Quai d'Orsay relies heavily on dialogue. There are times where the word bubbles just fill the page and panels and it overtakes the characters and readers. Just like the break-neck pacing the comic moves in, the dialogue comes at us at an even faster speed. Terse and hard-hitting, Lanzac's dialogue feels like it could fit into a crime/hard-boiled novel. The image below shows us how overwhelming and fast the dialogue can come at you. Blain does a smart job by taking borders away from the panels, this allows the character and dialogue to breath and move around without restriction. The borderless panel also gives it a stream-of-consciousness feel to it, that we're moving from one flow of thought to the next with De Vorms, and it gives us a sneak peek into his thought process. Even when the dialogue is within the panels, it feels like it's going to burst through the panel borders and overwhelm the page.

Though we're being pushed forward at break-neck speed throughout the comic, Lanzac and Blain know that this speed can make burn a reader out. Lanzac and Blain take little detours or have character moments that allows us to breath and take in what we just read and explore the characters more. The image below Lanzac and Blain do a beautiful job exploring an aspect of De Vorm we rarely see. Lanzac and Blain take a step-back from the chaos that surrounds Quai d'Orsay. When De Vorms meets up with Jeffrey (Colin Powell) they have a somewhat terse conversion about what's going on their lives and the politics around them. Right away we see that De Vorms & Jeffrey lose their defensive postures and they're comforted by each other. Though this page is used to show what type of relationship De Vorms has with Jeffrey (which is important later on), it's also used as a breathing space between the chaos and insanity. Lanzac and Blain uses close-up shots to show how intimate these men are and to drive how comfortable they are around each other. It works beautifully and allows us, the readers, to relax with them.

As a teenage I used to watch a show called Fist of the North Star. The main protagonist, Kenshiro, uses a move called Hokuto Hyakuretsu-ken (which translates to Hundred Cracking Fist of the North Star). It's a technique which "consists of numerous rapid punches that result in the illusion of several arms appearing at the same time" that Kenshiro uses to obliterate his enemy. When in Hokuto Hyakuretsu-ken mode, Kenshiro releases a battle cry which goes like, “AH-TATATATATA!" and finishes off with a “You are already dead." The funny thing is that throughout Quai d'Orsay Villepin is portrayed in almost an exact way Kenshiro is during Hokuto Hyakuretsu-ken.
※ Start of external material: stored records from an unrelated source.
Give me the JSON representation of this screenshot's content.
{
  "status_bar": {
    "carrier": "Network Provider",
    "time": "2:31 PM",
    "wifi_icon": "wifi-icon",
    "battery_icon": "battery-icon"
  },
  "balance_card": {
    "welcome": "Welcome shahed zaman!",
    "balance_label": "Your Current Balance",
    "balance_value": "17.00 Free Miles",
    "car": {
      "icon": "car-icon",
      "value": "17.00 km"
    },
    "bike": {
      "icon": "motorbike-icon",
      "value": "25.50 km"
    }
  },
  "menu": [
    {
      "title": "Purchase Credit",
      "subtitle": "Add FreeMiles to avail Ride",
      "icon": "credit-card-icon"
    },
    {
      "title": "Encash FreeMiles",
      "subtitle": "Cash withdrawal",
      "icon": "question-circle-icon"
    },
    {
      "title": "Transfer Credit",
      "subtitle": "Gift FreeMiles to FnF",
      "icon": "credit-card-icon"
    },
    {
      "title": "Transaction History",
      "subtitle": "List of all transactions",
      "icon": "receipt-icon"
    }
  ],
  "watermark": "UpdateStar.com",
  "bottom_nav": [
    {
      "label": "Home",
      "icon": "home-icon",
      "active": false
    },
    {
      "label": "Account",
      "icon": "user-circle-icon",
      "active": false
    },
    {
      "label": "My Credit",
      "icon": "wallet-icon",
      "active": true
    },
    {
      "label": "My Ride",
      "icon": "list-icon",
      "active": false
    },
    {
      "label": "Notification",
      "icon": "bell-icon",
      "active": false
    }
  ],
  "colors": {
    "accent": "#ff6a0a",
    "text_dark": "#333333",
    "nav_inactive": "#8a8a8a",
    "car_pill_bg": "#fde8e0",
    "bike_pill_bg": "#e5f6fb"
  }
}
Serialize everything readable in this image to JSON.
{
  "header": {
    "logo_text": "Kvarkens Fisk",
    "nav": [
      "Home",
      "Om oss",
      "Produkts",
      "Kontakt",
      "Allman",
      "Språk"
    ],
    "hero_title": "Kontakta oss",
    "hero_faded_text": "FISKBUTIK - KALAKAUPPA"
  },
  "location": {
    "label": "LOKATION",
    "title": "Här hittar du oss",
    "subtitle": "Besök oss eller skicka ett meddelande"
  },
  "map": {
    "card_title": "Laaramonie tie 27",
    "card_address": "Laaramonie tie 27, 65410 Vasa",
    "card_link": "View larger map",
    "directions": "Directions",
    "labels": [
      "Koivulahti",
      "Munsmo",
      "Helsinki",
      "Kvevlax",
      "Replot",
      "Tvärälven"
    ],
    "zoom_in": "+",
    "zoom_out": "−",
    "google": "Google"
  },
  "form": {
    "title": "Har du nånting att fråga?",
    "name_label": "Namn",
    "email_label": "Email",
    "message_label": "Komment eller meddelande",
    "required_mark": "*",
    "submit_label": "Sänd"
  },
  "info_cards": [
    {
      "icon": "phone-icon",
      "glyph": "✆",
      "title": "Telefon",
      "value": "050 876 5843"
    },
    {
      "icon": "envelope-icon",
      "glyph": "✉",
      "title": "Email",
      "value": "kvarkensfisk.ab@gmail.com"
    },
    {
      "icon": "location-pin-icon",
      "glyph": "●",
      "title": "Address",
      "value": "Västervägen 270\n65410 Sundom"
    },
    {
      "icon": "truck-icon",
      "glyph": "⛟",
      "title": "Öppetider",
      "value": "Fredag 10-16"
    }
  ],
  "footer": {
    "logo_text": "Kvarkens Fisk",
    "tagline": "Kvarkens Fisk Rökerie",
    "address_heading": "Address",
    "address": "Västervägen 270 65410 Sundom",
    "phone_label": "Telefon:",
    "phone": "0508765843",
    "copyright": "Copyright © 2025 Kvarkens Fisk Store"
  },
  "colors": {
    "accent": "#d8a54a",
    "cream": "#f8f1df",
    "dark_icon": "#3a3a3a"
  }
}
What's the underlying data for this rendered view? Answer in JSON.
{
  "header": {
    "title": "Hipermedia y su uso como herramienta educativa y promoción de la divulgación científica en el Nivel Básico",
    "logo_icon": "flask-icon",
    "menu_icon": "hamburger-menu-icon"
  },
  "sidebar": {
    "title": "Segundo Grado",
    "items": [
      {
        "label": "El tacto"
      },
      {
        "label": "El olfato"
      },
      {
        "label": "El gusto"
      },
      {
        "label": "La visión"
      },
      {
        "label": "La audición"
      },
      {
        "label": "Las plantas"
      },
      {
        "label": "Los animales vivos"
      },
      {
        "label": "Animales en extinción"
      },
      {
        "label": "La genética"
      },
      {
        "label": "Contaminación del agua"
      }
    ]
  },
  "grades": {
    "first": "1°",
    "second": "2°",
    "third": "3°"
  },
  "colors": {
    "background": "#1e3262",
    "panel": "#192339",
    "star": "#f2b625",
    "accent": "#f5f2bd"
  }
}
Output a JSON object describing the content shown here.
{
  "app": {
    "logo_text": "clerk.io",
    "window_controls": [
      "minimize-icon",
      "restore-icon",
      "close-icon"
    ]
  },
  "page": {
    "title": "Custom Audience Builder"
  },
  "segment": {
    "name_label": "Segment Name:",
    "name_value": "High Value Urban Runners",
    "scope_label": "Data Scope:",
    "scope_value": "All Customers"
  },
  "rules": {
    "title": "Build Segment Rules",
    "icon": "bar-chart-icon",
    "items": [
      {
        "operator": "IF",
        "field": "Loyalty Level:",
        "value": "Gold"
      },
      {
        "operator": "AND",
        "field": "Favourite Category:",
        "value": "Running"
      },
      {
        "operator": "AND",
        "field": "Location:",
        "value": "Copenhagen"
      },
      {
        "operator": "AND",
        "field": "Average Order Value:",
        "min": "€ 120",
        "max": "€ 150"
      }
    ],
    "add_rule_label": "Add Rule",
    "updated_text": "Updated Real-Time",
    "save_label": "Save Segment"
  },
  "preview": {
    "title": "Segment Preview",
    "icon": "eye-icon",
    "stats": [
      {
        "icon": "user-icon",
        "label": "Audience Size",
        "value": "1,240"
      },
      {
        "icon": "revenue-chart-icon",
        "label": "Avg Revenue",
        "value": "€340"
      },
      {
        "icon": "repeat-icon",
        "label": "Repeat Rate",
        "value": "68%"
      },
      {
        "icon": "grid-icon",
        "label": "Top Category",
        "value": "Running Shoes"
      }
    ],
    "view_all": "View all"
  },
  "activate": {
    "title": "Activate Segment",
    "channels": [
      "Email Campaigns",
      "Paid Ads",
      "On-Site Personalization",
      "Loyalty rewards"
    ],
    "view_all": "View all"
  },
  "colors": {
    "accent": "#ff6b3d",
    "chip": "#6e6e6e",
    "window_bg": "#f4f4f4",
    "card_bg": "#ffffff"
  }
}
It makes me wonder if either Lanzac or Blain or both were influenced by Fist of the North Star and this is their take on Hokuto Hyakurestu-ken. Which would make sense because when De Vorms goes into that mode, he usually gets the final word. In a way, he's figuratively obliterating everyone with his knowledge, and shows them time and time again that he's one to three steps ahead of everyone. Then again, this just could be ramblings of a mind-addled reviewer whose spent too much of his life reading and watching Fist of the North Star. Influenced or not, Lanzac and Blain have created a stunning comic that shows us the complex world of French and international foreign politics through a Pythonesque view. - Lawrence B Vossler